● REQUIRED ACTION: Check every line of the data below for the string "count", and copy the ones that hold it.

● RECORDS FOR PROCESSING:
==================================================

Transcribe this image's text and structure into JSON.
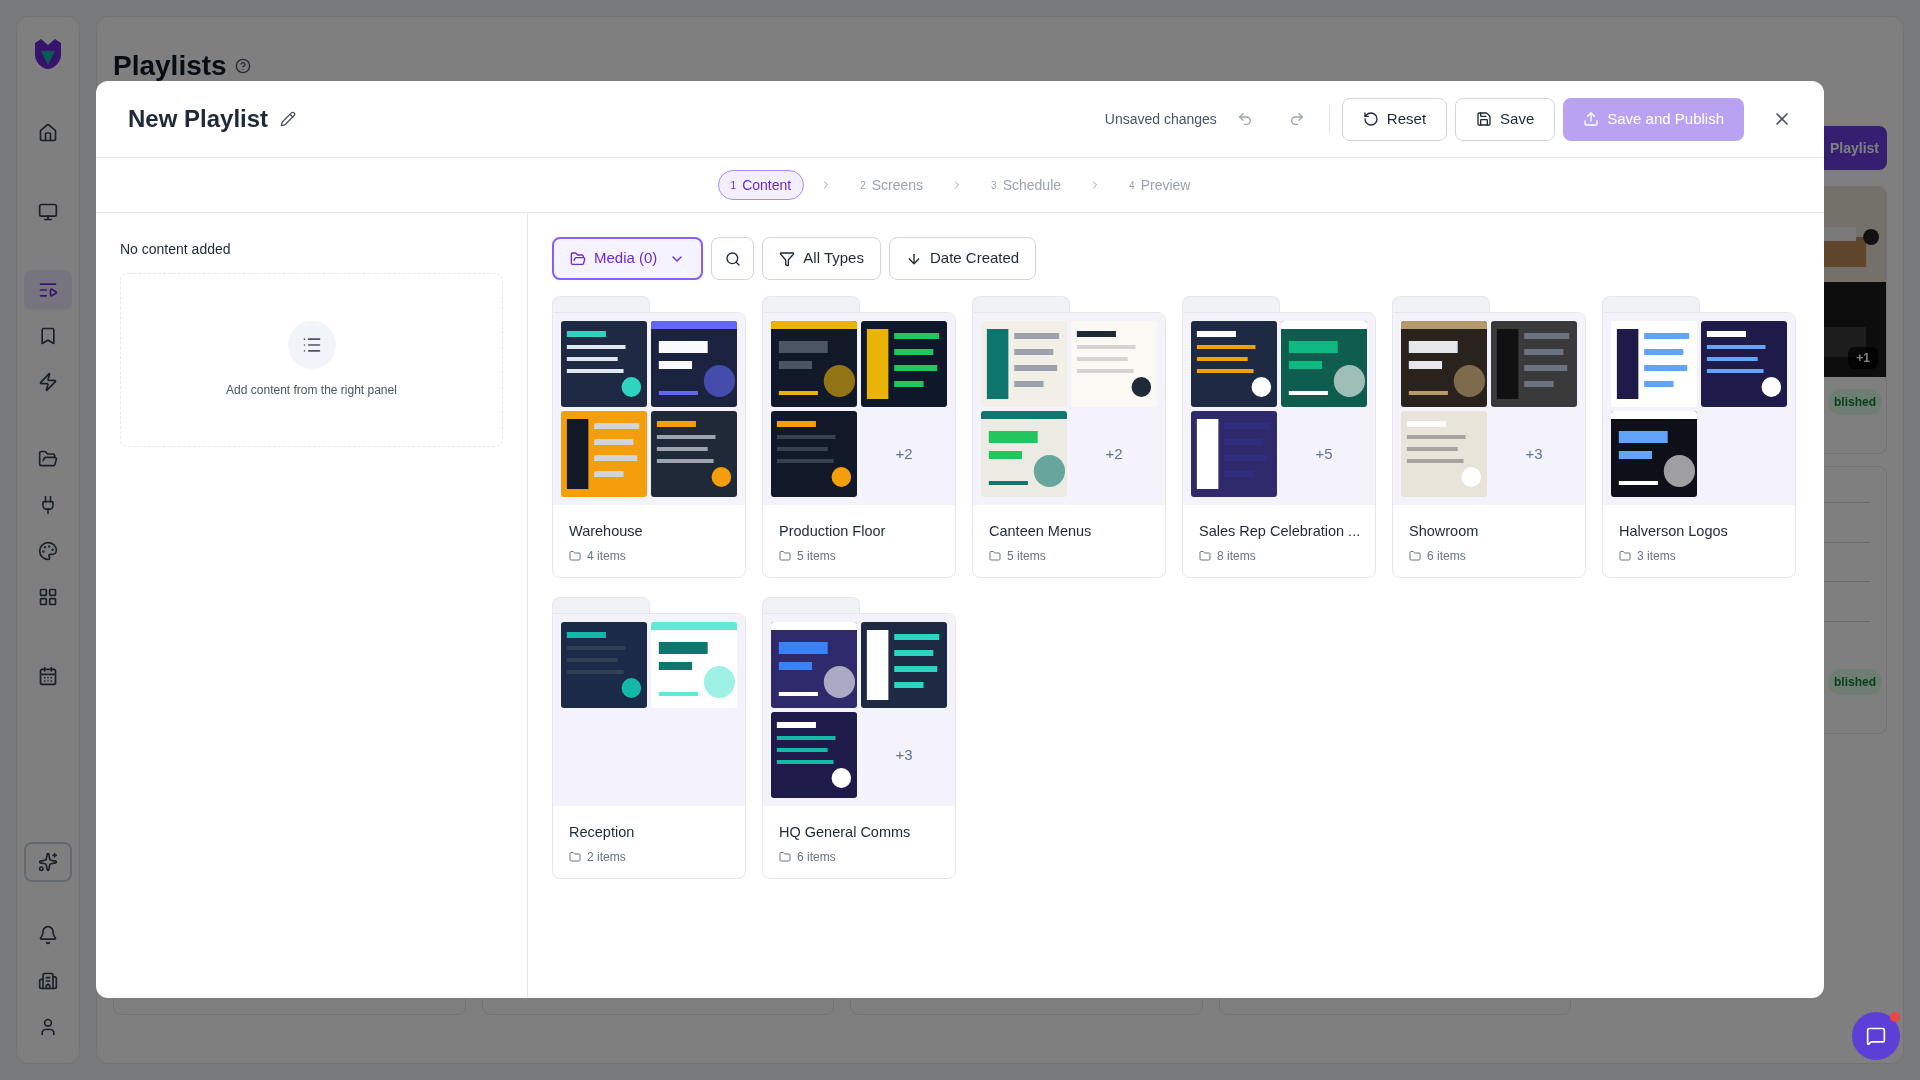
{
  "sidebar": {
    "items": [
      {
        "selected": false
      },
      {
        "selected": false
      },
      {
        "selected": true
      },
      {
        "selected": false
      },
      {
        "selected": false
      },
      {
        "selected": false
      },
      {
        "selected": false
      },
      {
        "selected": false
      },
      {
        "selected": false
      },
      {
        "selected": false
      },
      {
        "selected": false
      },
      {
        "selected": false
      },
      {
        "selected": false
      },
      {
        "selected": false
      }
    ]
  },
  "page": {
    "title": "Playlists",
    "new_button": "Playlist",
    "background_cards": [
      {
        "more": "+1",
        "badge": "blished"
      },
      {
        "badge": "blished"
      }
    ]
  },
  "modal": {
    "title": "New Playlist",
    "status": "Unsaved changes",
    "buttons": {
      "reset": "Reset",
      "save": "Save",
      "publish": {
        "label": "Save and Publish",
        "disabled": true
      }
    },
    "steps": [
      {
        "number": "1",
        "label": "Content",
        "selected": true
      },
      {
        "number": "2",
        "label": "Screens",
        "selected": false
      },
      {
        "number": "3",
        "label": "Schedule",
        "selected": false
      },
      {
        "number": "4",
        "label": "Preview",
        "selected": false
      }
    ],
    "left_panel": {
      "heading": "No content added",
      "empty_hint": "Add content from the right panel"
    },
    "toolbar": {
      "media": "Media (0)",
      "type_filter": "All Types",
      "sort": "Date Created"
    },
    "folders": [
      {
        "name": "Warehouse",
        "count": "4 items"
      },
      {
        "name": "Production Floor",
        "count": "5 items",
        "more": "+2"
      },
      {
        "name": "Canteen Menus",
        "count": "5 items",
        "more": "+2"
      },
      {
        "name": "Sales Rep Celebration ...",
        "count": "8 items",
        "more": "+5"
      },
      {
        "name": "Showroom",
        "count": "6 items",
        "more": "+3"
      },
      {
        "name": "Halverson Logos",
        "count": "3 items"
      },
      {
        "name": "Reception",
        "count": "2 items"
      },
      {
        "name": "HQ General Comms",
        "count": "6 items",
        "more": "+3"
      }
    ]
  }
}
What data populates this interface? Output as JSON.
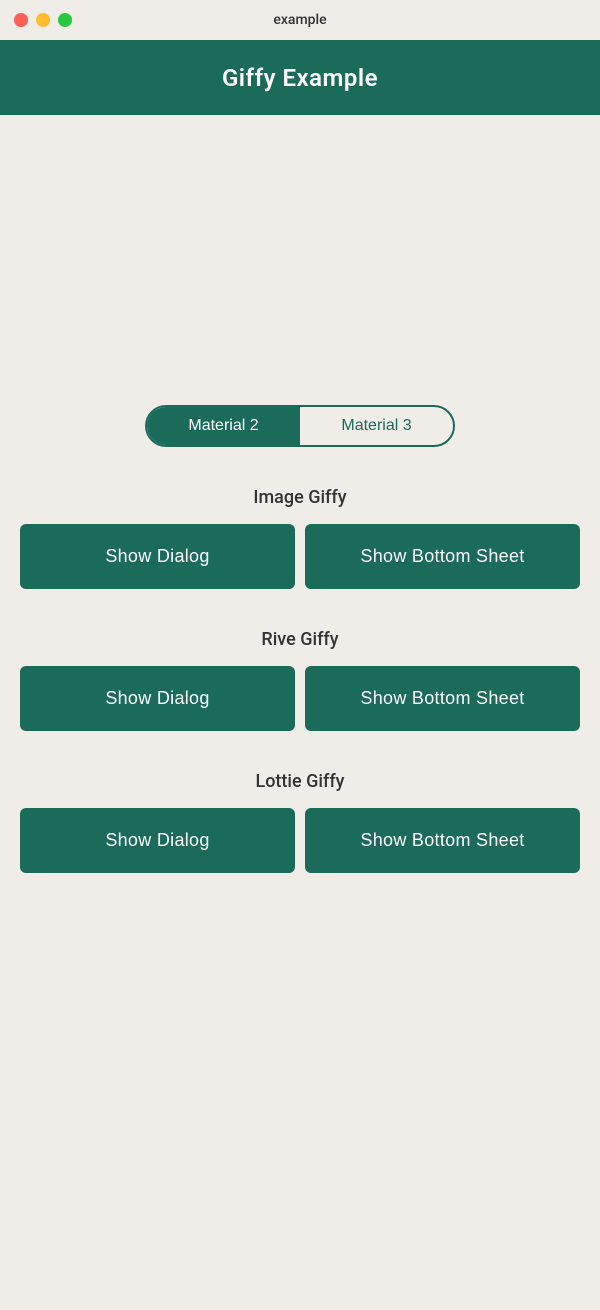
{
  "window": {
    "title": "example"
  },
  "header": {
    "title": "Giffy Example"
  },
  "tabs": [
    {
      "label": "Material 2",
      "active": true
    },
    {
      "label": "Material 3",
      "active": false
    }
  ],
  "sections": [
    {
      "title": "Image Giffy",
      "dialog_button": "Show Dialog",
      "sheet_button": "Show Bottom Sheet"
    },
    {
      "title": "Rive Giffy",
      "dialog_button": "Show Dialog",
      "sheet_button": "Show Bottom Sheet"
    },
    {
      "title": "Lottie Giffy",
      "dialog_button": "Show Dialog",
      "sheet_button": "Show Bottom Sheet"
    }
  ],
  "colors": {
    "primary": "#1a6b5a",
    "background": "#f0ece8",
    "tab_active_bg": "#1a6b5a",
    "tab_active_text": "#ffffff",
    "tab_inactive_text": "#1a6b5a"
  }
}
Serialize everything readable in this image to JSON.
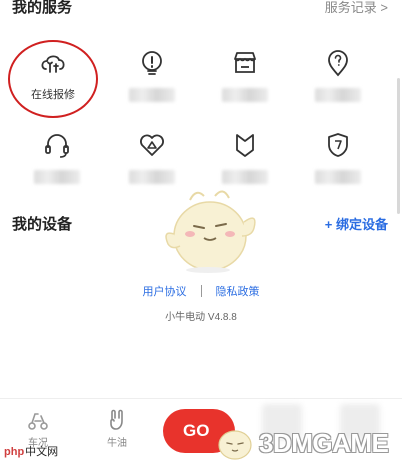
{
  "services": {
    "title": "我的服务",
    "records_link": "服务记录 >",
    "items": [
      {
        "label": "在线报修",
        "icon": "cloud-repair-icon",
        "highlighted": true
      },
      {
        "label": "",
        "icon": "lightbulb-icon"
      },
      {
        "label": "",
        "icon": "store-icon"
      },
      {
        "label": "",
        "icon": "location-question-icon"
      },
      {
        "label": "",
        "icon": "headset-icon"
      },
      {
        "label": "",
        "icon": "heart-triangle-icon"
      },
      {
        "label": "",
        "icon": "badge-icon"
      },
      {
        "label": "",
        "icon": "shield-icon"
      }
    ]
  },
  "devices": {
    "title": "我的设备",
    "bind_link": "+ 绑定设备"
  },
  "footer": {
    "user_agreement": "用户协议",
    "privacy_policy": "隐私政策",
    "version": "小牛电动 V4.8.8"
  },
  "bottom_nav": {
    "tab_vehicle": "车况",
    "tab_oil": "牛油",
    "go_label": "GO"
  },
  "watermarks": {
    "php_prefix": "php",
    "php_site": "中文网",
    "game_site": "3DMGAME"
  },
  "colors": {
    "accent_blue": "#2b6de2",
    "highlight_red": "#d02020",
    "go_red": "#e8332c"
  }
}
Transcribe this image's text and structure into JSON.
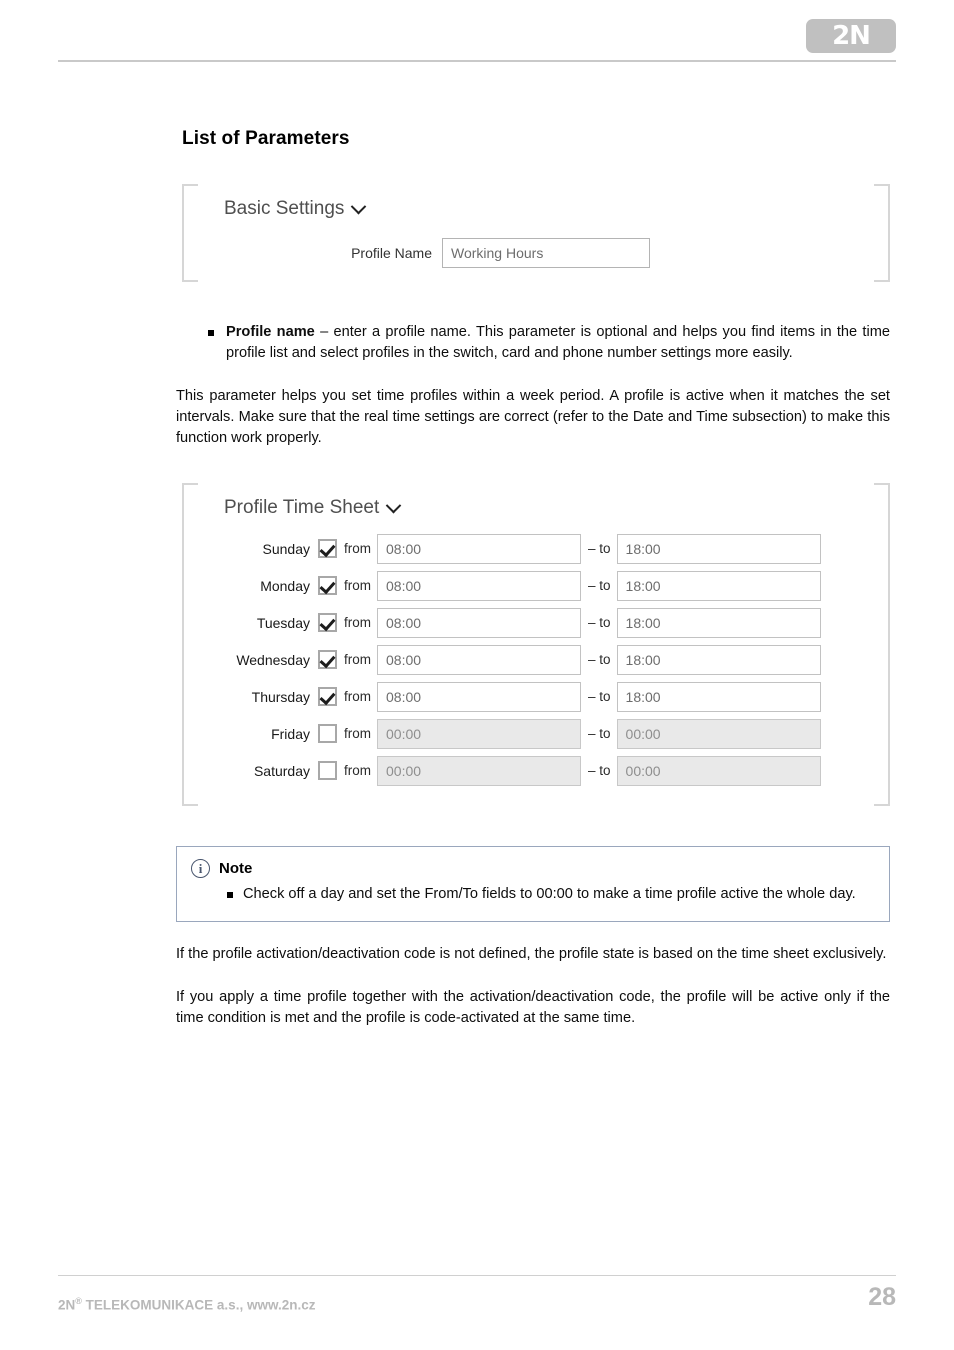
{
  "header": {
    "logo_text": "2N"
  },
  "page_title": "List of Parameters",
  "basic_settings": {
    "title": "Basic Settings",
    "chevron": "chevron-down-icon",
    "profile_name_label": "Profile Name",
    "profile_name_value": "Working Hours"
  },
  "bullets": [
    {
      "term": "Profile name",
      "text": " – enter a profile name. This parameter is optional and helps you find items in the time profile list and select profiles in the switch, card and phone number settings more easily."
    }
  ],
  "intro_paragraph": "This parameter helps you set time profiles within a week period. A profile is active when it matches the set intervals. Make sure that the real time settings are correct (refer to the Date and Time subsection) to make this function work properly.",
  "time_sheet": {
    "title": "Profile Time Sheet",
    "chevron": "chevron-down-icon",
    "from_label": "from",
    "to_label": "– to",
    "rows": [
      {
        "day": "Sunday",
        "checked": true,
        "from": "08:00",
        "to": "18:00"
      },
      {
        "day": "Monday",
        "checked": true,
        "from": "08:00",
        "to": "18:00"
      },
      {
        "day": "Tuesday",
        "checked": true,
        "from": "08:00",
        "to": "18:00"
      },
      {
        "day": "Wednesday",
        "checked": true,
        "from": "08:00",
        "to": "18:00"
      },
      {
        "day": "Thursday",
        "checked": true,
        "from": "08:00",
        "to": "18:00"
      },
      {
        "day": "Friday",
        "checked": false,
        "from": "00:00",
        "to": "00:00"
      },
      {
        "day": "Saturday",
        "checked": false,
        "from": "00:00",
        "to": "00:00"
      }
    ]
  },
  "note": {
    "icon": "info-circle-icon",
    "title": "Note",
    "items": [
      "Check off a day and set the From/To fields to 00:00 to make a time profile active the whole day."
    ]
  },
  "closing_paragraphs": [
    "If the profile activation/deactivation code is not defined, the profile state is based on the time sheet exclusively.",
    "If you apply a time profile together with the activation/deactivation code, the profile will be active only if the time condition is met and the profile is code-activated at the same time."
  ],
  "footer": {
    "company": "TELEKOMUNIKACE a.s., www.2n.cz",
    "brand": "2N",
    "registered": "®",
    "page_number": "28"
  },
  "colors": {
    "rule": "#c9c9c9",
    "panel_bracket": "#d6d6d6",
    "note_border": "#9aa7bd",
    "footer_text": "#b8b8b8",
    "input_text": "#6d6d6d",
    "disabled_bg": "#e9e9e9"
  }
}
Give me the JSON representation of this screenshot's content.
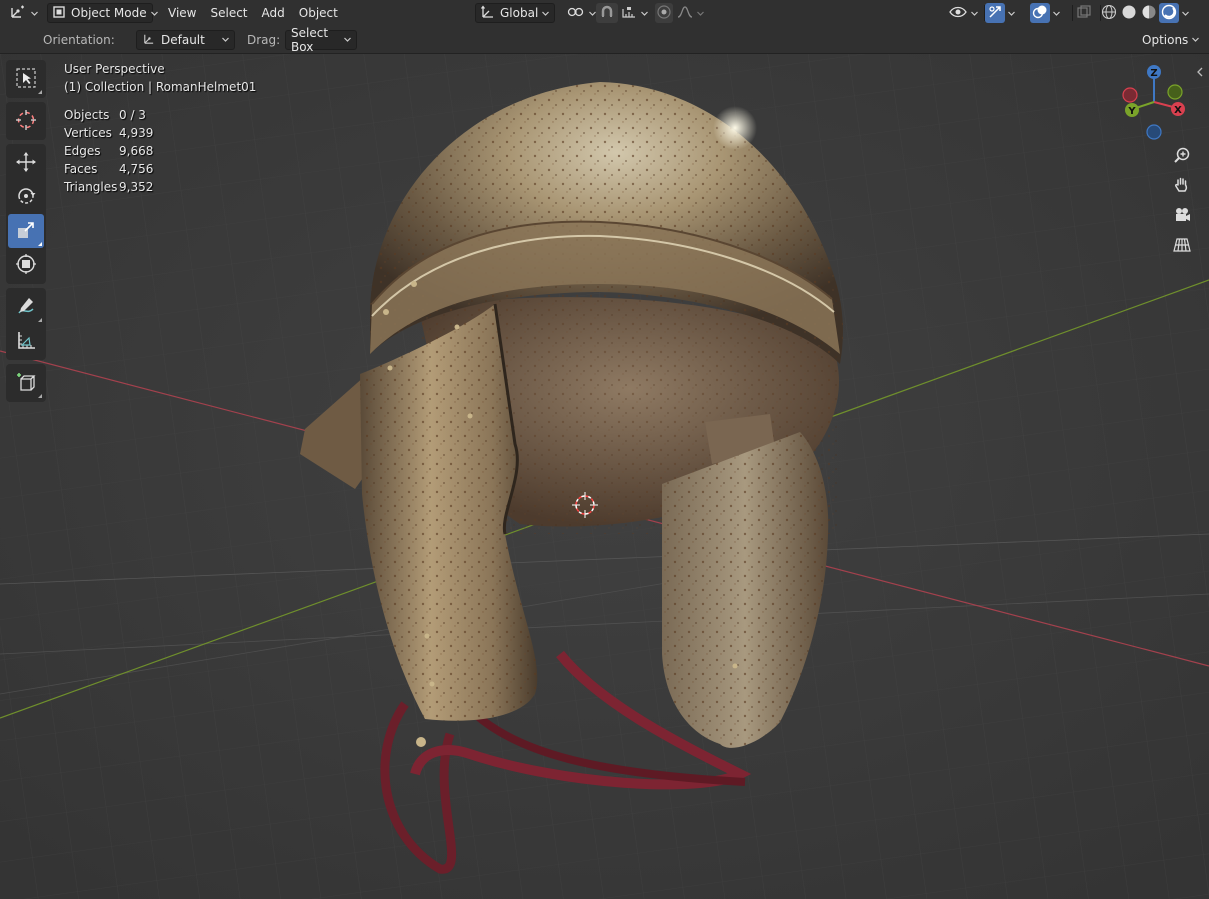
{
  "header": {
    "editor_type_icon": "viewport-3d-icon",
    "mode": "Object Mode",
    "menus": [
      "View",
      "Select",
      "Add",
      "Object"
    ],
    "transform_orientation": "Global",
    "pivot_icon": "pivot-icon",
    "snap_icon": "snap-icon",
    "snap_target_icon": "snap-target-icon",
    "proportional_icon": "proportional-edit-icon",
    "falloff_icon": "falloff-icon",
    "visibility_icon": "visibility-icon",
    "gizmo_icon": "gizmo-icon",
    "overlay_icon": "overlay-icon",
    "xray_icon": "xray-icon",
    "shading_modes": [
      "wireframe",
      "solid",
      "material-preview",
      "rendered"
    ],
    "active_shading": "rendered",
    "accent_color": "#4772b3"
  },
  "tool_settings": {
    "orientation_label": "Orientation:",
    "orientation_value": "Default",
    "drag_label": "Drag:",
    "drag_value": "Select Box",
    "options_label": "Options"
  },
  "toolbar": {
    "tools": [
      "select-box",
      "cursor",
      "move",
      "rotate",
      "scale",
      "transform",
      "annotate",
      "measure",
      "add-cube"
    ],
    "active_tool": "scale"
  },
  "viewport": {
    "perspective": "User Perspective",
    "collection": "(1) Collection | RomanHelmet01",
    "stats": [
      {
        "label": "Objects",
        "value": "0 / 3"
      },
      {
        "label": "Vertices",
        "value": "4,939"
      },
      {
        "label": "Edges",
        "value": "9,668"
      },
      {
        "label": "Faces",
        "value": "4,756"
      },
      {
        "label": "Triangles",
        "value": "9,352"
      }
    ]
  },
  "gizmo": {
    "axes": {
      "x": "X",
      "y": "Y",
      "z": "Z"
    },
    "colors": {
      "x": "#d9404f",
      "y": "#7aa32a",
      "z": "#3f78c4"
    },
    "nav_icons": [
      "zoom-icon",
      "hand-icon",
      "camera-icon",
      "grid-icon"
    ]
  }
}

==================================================

● REPLY TO THE EXERCISE:
        "count": "4 items"
        "count": "5 items",
        "count": "5 items",
        "count": "8 items",
        "count": "6 items",
        "count": "3 items"
        "count": "2 items"
        "count": "6 items",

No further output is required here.